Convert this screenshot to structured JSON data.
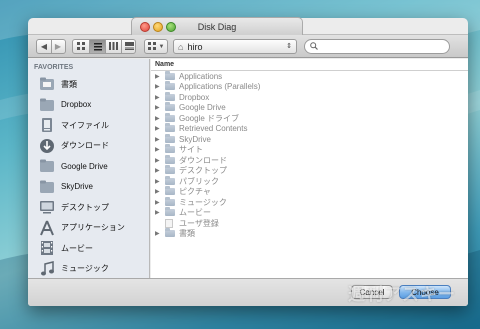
{
  "window": {
    "title": "Disk Diag"
  },
  "toolbar": {
    "back_icon": "chevron-left-icon",
    "forward_icon": "chevron-right-icon",
    "view_icons": [
      "icon-view-icon",
      "list-view-icon",
      "column-view-icon",
      "coverflow-view-icon"
    ],
    "arrange_icon": "arrange-grid-icon",
    "location": {
      "value": "hiro",
      "icon": "home-icon"
    },
    "search": {
      "placeholder": ""
    }
  },
  "sidebar": {
    "header": "FAVORITES",
    "items": [
      {
        "label": "書類",
        "icon": "documents-icon"
      },
      {
        "label": "Dropbox",
        "icon": "folder-icon"
      },
      {
        "label": "マイファイル",
        "icon": "all-my-files-icon"
      },
      {
        "label": "ダウンロード",
        "icon": "downloads-icon"
      },
      {
        "label": "Google Drive",
        "icon": "folder-icon"
      },
      {
        "label": "SkyDrive",
        "icon": "folder-icon"
      },
      {
        "label": "デスクトップ",
        "icon": "desktop-icon"
      },
      {
        "label": "アプリケーション",
        "icon": "applications-icon"
      },
      {
        "label": "ムービー",
        "icon": "movies-icon"
      },
      {
        "label": "ミュージック",
        "icon": "music-icon"
      }
    ]
  },
  "filelist": {
    "column_header": "Name",
    "rows": [
      {
        "name": "Applications",
        "type": "folder",
        "expandable": true
      },
      {
        "name": "Applications (Parallels)",
        "type": "folder",
        "expandable": true
      },
      {
        "name": "Dropbox",
        "type": "folder",
        "expandable": true
      },
      {
        "name": "Google Drive",
        "type": "folder",
        "expandable": true
      },
      {
        "name": "Google ドライブ",
        "type": "folder",
        "expandable": true
      },
      {
        "name": "Retrieved Contents",
        "type": "folder",
        "expandable": true
      },
      {
        "name": "SkyDrive",
        "type": "folder",
        "expandable": true
      },
      {
        "name": "サイト",
        "type": "folder",
        "expandable": true
      },
      {
        "name": "ダウンロード",
        "type": "folder",
        "expandable": true
      },
      {
        "name": "デスクトップ",
        "type": "folder",
        "expandable": true
      },
      {
        "name": "パブリック",
        "type": "folder",
        "expandable": true
      },
      {
        "name": "ピクチャ",
        "type": "folder",
        "expandable": true
      },
      {
        "name": "ミュージック",
        "type": "folder",
        "expandable": true
      },
      {
        "name": "ムービー",
        "type": "folder",
        "expandable": true
      },
      {
        "name": "ユーザ登録",
        "type": "document",
        "expandable": false
      },
      {
        "name": "書類",
        "type": "folder",
        "expandable": true
      }
    ]
  },
  "buttons": {
    "cancel": "Cancel",
    "choose": "Choose"
  },
  "watermark": "週刊アスキー",
  "colors": {
    "accent": "#5c9fe3",
    "sidebar_bg": "#e6eaf0"
  }
}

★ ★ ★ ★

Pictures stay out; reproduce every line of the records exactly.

● Exercise output:
Convert this screenshot to structured JSON data.
{
  "window": {
    "title": "Disk Diag"
  },
  "toolbar": {
    "back_icon": "chevron-left-icon",
    "forward_icon": "chevron-right-icon",
    "view_icons": [
      "icon-view-icon",
      "list-view-icon",
      "column-view-icon",
      "coverflow-view-icon"
    ],
    "arrange_icon": "arrange-grid-icon",
    "location": {
      "value": "hiro",
      "icon": "home-icon"
    },
    "search": {
      "placeholder": ""
    }
  },
  "sidebar": {
    "header": "FAVORITES",
    "items": [
      {
        "label": "書類",
        "icon": "documents-icon"
      },
      {
        "label": "Dropbox",
        "icon": "folder-icon"
      },
      {
        "label": "マイファイル",
        "icon": "all-my-files-icon"
      },
      {
        "label": "ダウンロード",
        "icon": "downloads-icon"
      },
      {
        "label": "Google Drive",
        "icon": "folder-icon"
      },
      {
        "label": "SkyDrive",
        "icon": "folder-icon"
      },
      {
        "label": "デスクトップ",
        "icon": "desktop-icon"
      },
      {
        "label": "アプリケーション",
        "icon": "applications-icon"
      },
      {
        "label": "ムービー",
        "icon": "movies-icon"
      },
      {
        "label": "ミュージック",
        "icon": "music-icon"
      }
    ]
  },
  "filelist": {
    "column_header": "Name",
    "rows": [
      {
        "name": "Applications",
        "type": "folder",
        "expandable": true
      },
      {
        "name": "Applications (Parallels)",
        "type": "folder",
        "expandable": true
      },
      {
        "name": "Dropbox",
        "type": "folder",
        "expandable": true
      },
      {
        "name": "Google Drive",
        "type": "folder",
        "expandable": true
      },
      {
        "name": "Google ドライブ",
        "type": "folder",
        "expandable": true
      },
      {
        "name": "Retrieved Contents",
        "type": "folder",
        "expandable": true
      },
      {
        "name": "SkyDrive",
        "type": "folder",
        "expandable": true
      },
      {
        "name": "サイト",
        "type": "folder",
        "expandable": true
      },
      {
        "name": "ダウンロード",
        "type": "folder",
        "expandable": true
      },
      {
        "name": "デスクトップ",
        "type": "folder",
        "expandable": true
      },
      {
        "name": "パブリック",
        "type": "folder",
        "expandable": true
      },
      {
        "name": "ピクチャ",
        "type": "folder",
        "expandable": true
      },
      {
        "name": "ミュージック",
        "type": "folder",
        "expandable": true
      },
      {
        "name": "ムービー",
        "type": "folder",
        "expandable": true
      },
      {
        "name": "ユーザ登録",
        "type": "document",
        "expandable": false
      },
      {
        "name": "書類",
        "type": "folder",
        "expandable": true
      }
    ]
  },
  "buttons": {
    "cancel": "Cancel",
    "choose": "Choose"
  },
  "watermark": "週刊アスキー",
  "colors": {
    "accent": "#5c9fe3",
    "sidebar_bg": "#e6eaf0"
  }
}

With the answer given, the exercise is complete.